For example, you likely couldn’t register “hot” as a trademark for use with coffee. This restriction is in place to ensure that other traders are able to describe their products and services without being sued for trademark infringement.
In order to be registrable, a mark also cannot be misdescriptive in the sense that it is misleading to the public. If you’re selling small bottles of coconut water, you likely would not be able to register “Milk Shots” for instance.
Once you submit your trademark application, it will be examined to ensure that it satisfies the requirements for a registered trademark in that jurisdiction. If it is found not to comply, the examiner will issue a report to that effect and the registration of your mark will depend on your ability to overcome the examiner’s objections.
Being mindful of the requirements for registrability before choosing and filing an application to register your mark can save you time and money and maximize the likelihood of obtaining a registration. For additional information on general requirements for trademarks, see the World Intellectual Property Office guide.
5. Infringement is Not Limited to Exact Reproduction
Another important point to keep in mind when adopting a given mark is the possibility that your mark will be confused with someone else’s. This may bring negative consequences for your business’ success and reputation, though, more importantly, it may make you liable to the other person for trademark infringement.
It is not enough for the purposes of avoiding infringement proceedings to say that the trademark you’re using isn’t identical to a trademark already in use. Not only can the owner of a registered trademark sue for trademark infringement with respect to the use of the exact same mark, but they can also sue you for infringement for using a mark that is confusing with their registered mark.
It is also not essential that the impugned mark be used with the same goods or services; use with similar goals and services can still be found confusing and therefore damaging.
To avoid running into problems, you may want to consider a professional availability search prior to adopting and applying to register your proposed mark. An experienced trademark professional can help you assess the availability of your mark by reviewing trademarks already registered or unregistered but in use.
This can be useful not only in avoiding opposition and infringement proceedings, but also in maximizing your chances of registration.

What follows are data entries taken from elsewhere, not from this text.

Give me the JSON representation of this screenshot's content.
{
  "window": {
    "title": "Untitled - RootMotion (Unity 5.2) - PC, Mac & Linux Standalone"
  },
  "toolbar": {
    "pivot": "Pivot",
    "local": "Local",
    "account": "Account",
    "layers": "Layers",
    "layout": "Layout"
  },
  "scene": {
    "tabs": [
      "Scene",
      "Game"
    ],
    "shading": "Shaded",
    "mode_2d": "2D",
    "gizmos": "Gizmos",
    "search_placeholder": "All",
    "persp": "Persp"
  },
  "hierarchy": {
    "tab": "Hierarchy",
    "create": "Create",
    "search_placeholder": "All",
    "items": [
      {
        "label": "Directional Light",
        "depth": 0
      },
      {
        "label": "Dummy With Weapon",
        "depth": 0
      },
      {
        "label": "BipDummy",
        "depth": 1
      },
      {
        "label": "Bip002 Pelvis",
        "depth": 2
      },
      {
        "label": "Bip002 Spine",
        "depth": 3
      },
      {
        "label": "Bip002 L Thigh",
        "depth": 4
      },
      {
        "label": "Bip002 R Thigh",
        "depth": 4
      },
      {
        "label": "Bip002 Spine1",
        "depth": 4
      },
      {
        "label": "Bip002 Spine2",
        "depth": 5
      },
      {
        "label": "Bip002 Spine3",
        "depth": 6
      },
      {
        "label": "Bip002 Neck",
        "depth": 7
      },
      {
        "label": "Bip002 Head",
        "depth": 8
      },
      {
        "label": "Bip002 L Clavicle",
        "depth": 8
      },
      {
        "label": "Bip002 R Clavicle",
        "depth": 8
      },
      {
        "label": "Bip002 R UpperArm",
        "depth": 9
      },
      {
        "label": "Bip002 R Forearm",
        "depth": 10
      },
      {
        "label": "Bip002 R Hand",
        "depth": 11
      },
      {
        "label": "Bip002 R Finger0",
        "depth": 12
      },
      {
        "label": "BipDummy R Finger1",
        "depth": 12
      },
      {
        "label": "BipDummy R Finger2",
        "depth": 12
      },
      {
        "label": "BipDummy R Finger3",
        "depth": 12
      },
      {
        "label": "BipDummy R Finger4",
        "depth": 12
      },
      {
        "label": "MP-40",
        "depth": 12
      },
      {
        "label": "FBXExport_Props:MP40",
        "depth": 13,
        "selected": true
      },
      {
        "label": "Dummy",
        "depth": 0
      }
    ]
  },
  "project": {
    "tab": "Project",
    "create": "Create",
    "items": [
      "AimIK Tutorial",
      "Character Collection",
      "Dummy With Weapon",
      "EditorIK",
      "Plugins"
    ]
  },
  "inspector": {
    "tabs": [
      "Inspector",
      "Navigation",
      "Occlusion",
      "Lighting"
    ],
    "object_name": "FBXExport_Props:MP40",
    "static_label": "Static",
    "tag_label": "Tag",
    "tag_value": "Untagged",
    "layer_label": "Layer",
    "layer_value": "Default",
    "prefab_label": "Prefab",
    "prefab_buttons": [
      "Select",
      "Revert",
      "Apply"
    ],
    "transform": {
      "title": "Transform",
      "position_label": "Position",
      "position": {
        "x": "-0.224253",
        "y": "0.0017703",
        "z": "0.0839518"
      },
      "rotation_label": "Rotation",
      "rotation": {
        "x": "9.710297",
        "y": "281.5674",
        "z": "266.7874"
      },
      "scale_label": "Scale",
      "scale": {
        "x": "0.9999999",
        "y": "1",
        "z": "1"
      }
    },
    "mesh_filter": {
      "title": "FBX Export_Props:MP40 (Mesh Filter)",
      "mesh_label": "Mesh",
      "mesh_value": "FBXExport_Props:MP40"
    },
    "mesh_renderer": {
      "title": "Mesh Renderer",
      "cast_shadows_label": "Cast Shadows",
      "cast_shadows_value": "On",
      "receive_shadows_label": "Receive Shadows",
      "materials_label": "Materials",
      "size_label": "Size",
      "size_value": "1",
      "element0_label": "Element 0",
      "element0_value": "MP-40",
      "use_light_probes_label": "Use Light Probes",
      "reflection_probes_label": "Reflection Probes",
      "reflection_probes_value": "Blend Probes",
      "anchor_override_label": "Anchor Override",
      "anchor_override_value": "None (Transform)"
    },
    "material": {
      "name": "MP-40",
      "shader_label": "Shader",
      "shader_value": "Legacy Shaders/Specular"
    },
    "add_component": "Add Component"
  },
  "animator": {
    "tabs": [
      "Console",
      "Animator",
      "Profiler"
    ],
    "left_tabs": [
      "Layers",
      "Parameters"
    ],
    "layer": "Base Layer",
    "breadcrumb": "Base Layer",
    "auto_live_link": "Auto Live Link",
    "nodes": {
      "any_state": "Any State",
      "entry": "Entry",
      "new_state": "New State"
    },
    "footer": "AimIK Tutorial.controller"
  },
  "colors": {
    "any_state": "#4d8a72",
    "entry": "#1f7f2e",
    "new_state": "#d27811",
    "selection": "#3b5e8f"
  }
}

Editor’s Note: This article is part of the blog series Start Your Business brought to you by the marketing team at UniTel Voice, the virtual phone system priced and designed for startups and small business owners. Also, this article is not legal advice. Any views or opinions represented in this post belong solely to the author.
Disclaimer: While every reasonable effort was made to ensure that the above information is accurate, UniTel Voice, LLC. does not guarantee that this blog post is accurate and up-to-date. UniTel Voice, LLC does not accept responsibility for any loss, damage or legal action incurred by your company as a result of the information contained in this blog post